EXCERPTED DATA START

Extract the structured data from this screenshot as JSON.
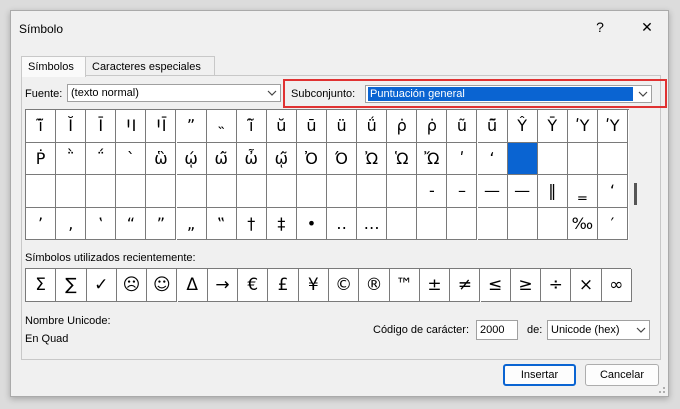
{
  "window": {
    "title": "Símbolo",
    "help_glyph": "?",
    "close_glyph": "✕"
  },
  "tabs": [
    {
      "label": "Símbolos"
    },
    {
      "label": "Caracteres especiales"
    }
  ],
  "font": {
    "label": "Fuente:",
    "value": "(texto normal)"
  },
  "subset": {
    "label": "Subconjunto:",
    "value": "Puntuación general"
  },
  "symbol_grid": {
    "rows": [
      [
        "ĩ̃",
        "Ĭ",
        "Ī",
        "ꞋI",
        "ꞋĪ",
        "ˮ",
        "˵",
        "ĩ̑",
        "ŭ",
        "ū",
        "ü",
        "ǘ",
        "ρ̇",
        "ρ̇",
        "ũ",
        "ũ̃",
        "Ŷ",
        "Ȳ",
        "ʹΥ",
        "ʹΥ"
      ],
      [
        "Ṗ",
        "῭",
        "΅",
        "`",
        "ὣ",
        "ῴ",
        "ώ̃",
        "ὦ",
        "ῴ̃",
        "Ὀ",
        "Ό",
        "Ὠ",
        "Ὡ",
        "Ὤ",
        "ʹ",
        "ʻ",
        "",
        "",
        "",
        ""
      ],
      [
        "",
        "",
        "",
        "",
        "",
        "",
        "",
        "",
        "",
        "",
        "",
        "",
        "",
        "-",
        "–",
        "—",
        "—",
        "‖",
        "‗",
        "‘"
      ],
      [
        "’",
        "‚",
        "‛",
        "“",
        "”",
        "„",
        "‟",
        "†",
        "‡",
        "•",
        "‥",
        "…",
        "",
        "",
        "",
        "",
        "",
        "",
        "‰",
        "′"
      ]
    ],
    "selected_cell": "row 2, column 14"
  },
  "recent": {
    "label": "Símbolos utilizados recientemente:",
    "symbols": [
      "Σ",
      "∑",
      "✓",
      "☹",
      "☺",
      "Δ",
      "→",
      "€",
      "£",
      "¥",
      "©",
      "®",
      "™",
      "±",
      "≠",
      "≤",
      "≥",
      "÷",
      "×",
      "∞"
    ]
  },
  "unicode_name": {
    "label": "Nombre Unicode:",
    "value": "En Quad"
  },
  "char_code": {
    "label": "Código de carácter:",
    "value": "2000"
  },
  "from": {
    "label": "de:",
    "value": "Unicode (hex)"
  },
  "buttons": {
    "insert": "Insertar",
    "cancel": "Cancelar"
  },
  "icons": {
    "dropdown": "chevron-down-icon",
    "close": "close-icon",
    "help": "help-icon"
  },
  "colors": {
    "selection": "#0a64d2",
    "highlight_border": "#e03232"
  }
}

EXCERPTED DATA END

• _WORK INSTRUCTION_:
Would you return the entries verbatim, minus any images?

• _RESULT OF THIS EXERCISE_:
Extract the structured data from this screenshot as JSON.
{
  "window": {
    "title": "Símbolo",
    "help_glyph": "?",
    "close_glyph": "✕"
  },
  "tabs": [
    {
      "label": "Símbolos"
    },
    {
      "label": "Caracteres especiales"
    }
  ],
  "font": {
    "label": "Fuente:",
    "value": "(texto normal)"
  },
  "subset": {
    "label": "Subconjunto:",
    "value": "Puntuación general"
  },
  "symbol_grid": {
    "rows": [
      [
        "ĩ̃",
        "Ĭ",
        "Ī",
        "ꞋI",
        "ꞋĪ",
        "ˮ",
        "˵",
        "ĩ̑",
        "ŭ",
        "ū",
        "ü",
        "ǘ",
        "ρ̇",
        "ρ̇",
        "ũ",
        "ũ̃",
        "Ŷ",
        "Ȳ",
        "ʹΥ",
        "ʹΥ"
      ],
      [
        "Ṗ",
        "῭",
        "΅",
        "`",
        "ὣ",
        "ῴ",
        "ώ̃",
        "ὦ",
        "ῴ̃",
        "Ὀ",
        "Ό",
        "Ὠ",
        "Ὡ",
        "Ὤ",
        "ʹ",
        "ʻ",
        "",
        "",
        "",
        ""
      ],
      [
        "",
        "",
        "",
        "",
        "",
        "",
        "",
        "",
        "",
        "",
        "",
        "",
        "",
        "-",
        "–",
        "—",
        "—",
        "‖",
        "‗",
        "‘"
      ],
      [
        "’",
        "‚",
        "‛",
        "“",
        "”",
        "„",
        "‟",
        "†",
        "‡",
        "•",
        "‥",
        "…",
        "",
        "",
        "",
        "",
        "",
        "",
        "‰",
        "′"
      ]
    ],
    "selected_cell": "row 2, column 14"
  },
  "recent": {
    "label": "Símbolos utilizados recientemente:",
    "symbols": [
      "Σ",
      "∑",
      "✓",
      "☹",
      "☺",
      "Δ",
      "→",
      "€",
      "£",
      "¥",
      "©",
      "®",
      "™",
      "±",
      "≠",
      "≤",
      "≥",
      "÷",
      "×",
      "∞"
    ]
  },
  "unicode_name": {
    "label": "Nombre Unicode:",
    "value": "En Quad"
  },
  "char_code": {
    "label": "Código de carácter:",
    "value": "2000"
  },
  "from": {
    "label": "de:",
    "value": "Unicode (hex)"
  },
  "buttons": {
    "insert": "Insertar",
    "cancel": "Cancelar"
  },
  "icons": {
    "dropdown": "chevron-down-icon",
    "close": "close-icon",
    "help": "help-icon"
  },
  "colors": {
    "selection": "#0a64d2",
    "highlight_border": "#e03232"
  }
}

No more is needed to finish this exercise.